━━ MATERIAL FOR THIS EXERCISE ━━
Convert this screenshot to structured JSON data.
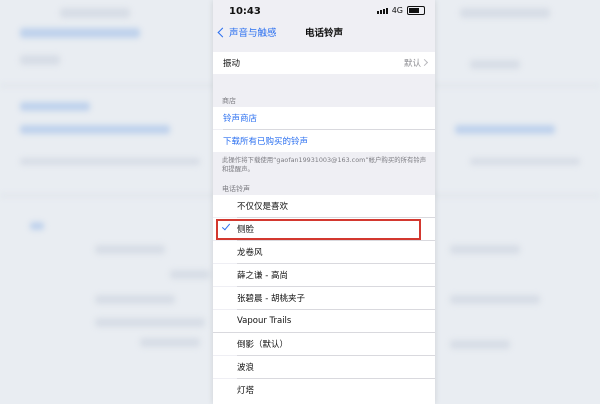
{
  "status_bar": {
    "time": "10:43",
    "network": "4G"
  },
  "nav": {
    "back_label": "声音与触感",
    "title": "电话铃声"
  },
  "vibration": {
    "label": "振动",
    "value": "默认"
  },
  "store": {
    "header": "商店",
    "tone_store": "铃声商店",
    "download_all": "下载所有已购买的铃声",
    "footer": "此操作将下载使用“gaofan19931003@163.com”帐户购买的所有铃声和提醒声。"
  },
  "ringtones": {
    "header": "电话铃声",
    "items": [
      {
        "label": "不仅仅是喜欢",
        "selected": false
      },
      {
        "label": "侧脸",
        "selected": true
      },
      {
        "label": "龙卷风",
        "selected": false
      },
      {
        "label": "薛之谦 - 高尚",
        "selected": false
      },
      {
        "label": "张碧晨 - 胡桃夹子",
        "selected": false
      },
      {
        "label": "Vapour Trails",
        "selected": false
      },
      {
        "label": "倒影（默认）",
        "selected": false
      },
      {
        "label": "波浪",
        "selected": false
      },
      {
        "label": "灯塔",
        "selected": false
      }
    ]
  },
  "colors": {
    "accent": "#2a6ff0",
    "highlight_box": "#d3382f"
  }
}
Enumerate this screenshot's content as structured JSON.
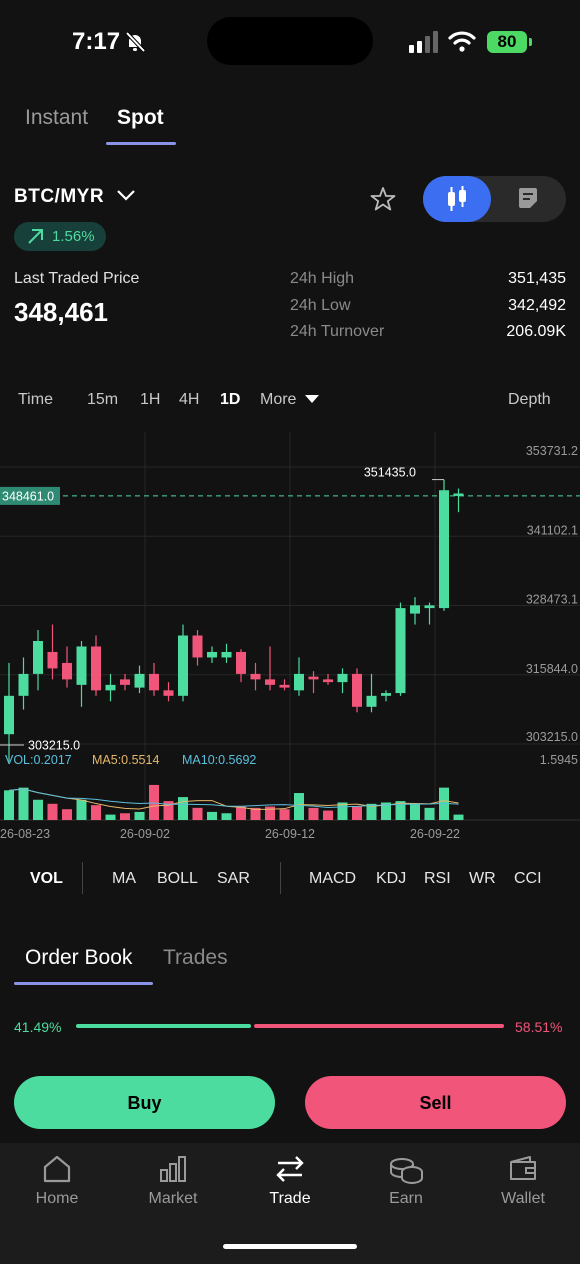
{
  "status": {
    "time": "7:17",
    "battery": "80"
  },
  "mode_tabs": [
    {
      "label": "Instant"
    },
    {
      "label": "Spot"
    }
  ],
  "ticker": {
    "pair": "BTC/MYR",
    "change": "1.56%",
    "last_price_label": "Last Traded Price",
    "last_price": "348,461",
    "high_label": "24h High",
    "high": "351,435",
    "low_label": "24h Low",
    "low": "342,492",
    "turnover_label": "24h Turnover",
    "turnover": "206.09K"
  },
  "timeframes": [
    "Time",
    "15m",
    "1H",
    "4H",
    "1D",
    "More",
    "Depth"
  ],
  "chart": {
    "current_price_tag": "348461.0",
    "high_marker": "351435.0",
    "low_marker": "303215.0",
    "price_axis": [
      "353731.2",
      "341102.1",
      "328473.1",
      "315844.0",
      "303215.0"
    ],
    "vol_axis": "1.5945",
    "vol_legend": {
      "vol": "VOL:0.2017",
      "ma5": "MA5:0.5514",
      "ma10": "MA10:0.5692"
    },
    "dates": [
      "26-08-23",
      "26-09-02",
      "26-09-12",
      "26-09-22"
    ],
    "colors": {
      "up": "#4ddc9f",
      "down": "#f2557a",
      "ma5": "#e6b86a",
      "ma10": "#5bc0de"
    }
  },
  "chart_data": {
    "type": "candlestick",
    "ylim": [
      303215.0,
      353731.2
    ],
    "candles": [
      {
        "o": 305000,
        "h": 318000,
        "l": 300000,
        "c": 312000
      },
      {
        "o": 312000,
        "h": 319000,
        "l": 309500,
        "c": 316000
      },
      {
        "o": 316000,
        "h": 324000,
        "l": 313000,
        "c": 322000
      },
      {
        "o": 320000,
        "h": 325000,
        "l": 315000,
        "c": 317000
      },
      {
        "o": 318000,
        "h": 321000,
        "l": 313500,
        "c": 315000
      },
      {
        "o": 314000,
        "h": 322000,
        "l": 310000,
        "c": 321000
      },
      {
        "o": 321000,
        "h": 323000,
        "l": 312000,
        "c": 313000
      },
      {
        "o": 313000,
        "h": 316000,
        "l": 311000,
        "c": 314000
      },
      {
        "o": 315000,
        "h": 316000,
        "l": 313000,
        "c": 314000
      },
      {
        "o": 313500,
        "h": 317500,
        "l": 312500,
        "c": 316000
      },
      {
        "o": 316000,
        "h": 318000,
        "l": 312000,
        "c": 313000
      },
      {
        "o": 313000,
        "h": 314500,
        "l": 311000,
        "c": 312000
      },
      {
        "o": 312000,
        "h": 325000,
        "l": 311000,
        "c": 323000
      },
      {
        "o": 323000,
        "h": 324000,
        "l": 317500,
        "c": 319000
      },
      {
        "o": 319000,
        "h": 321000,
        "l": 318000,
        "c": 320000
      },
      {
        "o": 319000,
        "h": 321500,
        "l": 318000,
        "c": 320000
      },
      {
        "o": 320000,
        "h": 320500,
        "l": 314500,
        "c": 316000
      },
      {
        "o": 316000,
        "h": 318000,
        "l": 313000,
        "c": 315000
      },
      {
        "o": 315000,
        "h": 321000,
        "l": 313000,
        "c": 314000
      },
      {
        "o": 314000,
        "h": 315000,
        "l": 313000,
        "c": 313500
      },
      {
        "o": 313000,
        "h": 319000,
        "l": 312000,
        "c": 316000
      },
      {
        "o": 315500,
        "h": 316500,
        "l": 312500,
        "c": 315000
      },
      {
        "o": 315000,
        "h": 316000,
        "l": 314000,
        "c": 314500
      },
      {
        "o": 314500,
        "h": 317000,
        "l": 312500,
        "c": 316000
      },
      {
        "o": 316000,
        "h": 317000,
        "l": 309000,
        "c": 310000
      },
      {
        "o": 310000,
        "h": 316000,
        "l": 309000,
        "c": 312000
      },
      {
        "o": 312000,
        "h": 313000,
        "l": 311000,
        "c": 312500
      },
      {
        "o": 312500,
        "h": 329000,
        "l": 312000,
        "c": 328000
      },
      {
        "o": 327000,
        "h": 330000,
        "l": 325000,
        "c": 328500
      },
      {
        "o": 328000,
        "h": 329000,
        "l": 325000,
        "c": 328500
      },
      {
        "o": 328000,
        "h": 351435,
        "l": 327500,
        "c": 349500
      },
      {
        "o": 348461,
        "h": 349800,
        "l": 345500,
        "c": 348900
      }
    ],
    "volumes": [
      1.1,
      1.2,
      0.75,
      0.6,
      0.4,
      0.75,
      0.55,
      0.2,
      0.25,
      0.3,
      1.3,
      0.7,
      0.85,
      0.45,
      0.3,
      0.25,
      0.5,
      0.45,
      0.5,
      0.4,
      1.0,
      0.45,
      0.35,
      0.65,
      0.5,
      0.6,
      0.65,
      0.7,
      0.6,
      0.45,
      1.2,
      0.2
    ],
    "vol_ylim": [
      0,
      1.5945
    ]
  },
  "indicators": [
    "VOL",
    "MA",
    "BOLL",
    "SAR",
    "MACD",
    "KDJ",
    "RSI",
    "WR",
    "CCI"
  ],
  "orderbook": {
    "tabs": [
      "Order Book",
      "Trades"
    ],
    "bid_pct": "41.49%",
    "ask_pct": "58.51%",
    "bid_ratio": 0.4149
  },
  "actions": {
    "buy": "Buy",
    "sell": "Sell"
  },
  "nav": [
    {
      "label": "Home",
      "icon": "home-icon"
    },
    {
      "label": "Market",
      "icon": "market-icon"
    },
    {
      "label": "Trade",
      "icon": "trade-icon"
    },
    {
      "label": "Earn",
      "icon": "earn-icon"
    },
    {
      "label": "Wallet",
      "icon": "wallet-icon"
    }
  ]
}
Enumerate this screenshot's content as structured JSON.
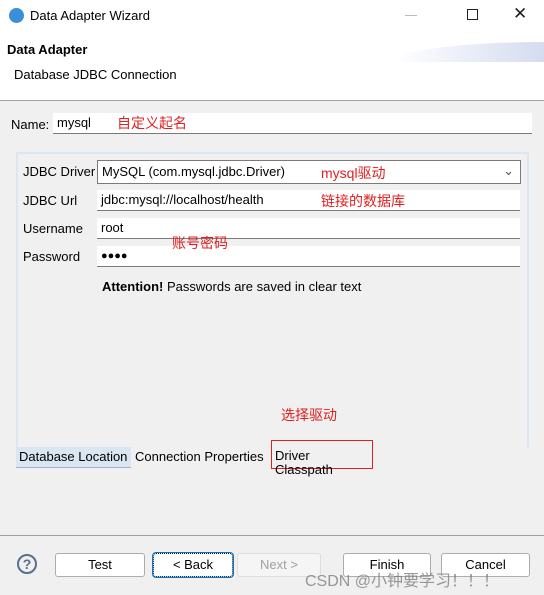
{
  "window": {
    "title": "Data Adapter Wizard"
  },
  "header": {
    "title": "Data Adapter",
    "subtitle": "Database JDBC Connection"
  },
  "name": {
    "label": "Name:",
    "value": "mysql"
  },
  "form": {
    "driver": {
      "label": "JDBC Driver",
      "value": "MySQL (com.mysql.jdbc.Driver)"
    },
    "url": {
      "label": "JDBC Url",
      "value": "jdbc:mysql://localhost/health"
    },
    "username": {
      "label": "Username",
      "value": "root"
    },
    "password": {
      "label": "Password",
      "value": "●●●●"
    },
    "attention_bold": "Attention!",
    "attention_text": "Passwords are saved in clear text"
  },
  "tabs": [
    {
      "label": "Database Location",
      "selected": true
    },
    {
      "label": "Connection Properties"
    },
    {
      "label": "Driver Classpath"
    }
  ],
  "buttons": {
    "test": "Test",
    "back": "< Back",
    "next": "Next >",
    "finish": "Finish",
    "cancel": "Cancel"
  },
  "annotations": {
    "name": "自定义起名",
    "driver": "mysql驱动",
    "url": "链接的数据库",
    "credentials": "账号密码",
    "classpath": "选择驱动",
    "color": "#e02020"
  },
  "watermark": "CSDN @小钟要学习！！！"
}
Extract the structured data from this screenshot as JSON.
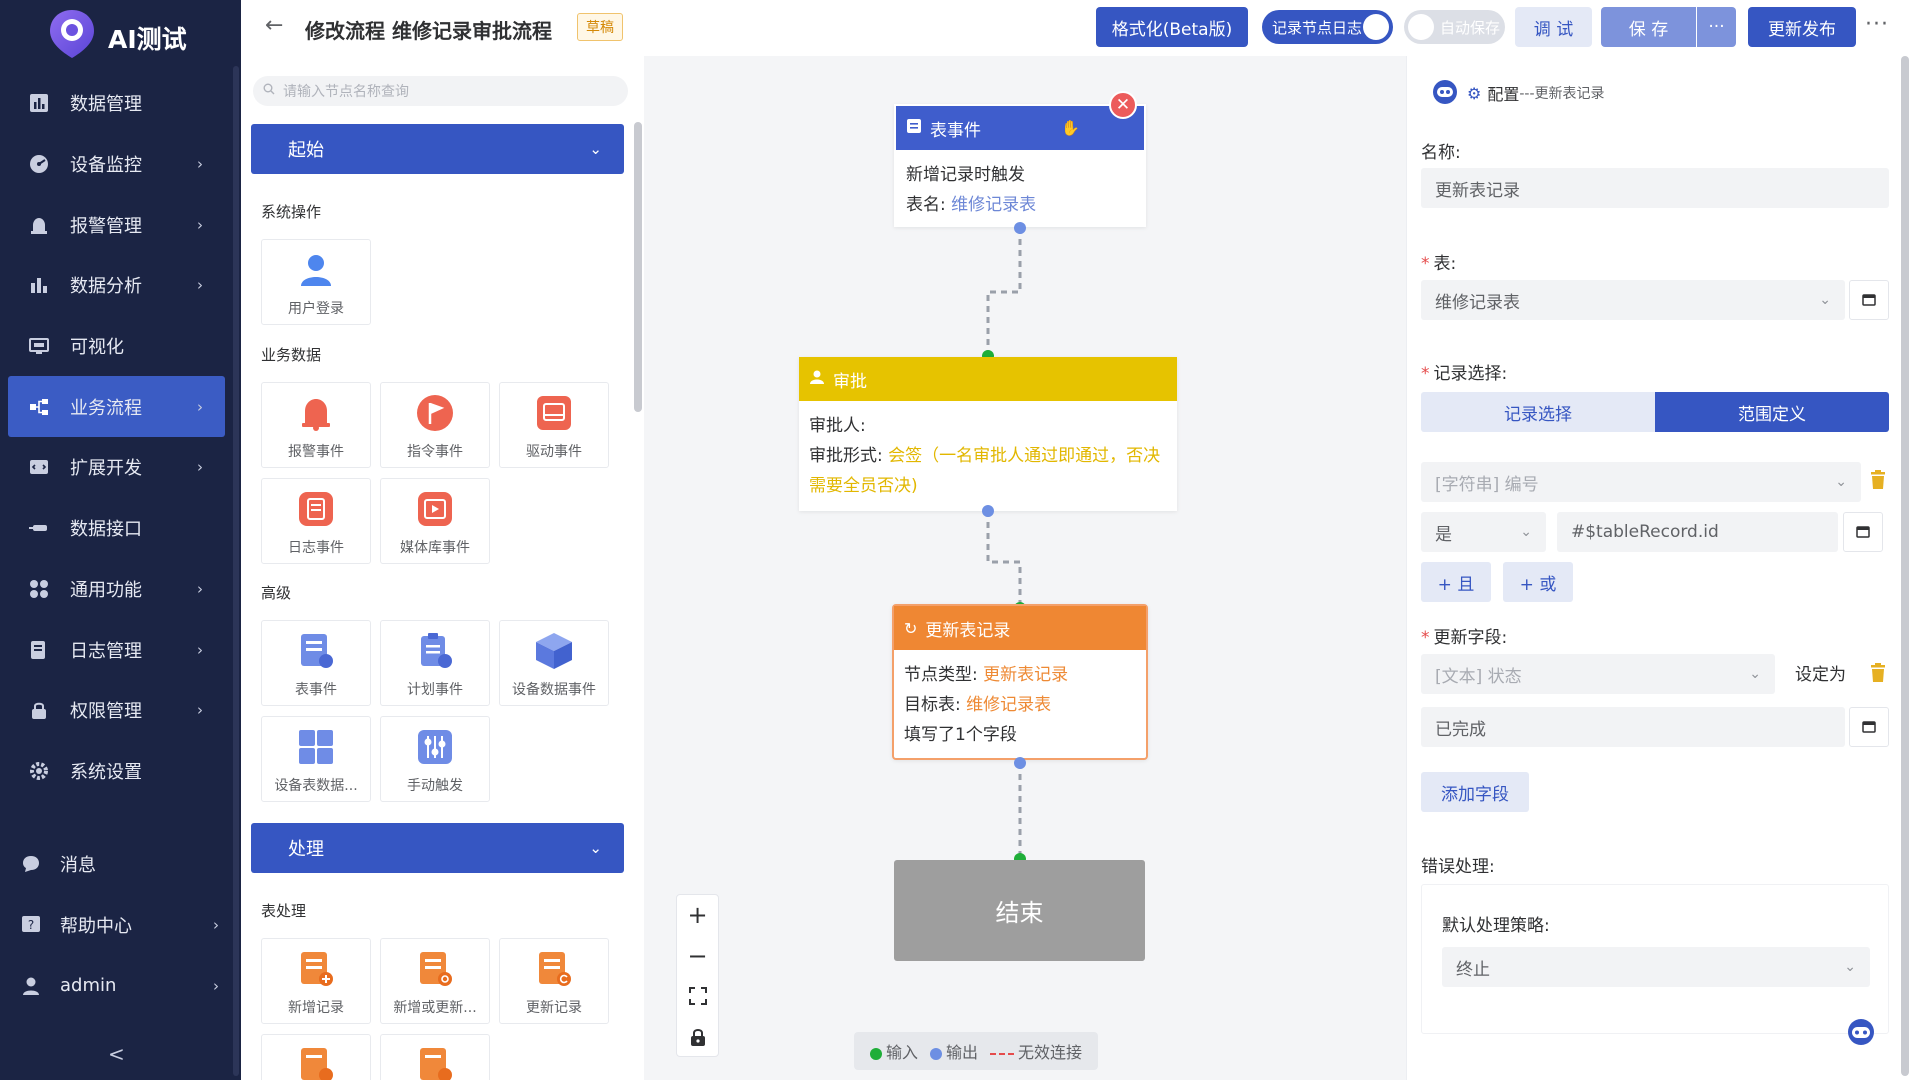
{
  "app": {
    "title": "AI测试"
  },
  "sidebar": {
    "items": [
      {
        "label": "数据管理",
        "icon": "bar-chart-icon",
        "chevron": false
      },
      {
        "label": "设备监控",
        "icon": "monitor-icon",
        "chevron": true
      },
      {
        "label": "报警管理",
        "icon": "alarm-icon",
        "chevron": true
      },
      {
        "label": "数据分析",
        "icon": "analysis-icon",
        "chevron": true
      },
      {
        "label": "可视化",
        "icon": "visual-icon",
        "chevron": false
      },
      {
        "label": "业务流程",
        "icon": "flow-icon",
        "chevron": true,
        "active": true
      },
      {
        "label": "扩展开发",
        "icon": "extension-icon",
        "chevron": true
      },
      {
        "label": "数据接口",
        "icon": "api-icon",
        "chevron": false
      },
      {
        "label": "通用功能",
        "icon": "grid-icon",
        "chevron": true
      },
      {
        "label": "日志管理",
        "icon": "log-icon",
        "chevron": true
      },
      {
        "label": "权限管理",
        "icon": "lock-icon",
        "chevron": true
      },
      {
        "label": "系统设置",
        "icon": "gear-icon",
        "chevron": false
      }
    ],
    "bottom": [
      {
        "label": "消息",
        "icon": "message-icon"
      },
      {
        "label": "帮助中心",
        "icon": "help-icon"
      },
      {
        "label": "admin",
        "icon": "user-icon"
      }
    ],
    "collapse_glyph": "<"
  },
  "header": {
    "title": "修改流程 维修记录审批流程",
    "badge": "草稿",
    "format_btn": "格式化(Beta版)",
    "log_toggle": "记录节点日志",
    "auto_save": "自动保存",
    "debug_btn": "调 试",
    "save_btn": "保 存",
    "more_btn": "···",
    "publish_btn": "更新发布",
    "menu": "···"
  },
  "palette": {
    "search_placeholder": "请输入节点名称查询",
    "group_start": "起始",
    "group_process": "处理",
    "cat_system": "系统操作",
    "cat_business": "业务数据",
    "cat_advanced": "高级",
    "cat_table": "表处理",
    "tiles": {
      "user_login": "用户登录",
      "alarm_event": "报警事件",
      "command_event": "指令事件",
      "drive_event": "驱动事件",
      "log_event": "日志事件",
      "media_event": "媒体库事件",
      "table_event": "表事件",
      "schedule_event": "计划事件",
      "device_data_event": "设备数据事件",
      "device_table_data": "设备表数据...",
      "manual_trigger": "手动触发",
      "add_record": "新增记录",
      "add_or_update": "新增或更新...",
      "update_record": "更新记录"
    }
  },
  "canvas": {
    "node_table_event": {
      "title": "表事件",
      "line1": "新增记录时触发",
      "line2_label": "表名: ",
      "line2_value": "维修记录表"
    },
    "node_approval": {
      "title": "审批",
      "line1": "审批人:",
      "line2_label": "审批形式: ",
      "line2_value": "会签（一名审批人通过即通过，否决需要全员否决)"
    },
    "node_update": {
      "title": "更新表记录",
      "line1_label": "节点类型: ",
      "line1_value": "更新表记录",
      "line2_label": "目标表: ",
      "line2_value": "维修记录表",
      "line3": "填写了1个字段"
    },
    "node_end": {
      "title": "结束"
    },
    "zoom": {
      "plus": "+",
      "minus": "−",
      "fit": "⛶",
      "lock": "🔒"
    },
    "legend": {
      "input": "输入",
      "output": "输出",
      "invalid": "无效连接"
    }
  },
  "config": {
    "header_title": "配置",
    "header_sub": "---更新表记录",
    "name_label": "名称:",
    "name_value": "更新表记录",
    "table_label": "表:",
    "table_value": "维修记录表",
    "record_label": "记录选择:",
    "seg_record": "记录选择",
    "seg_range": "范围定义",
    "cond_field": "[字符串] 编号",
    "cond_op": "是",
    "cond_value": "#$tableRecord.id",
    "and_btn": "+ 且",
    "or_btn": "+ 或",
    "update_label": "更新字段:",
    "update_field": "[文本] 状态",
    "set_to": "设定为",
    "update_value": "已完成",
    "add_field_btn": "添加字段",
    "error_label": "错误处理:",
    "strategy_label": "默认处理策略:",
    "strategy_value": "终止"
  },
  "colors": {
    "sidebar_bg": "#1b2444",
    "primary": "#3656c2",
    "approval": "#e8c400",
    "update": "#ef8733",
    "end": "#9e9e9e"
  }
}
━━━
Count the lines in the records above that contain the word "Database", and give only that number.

[SOLUTION FOR THIS PROBLEM]: 2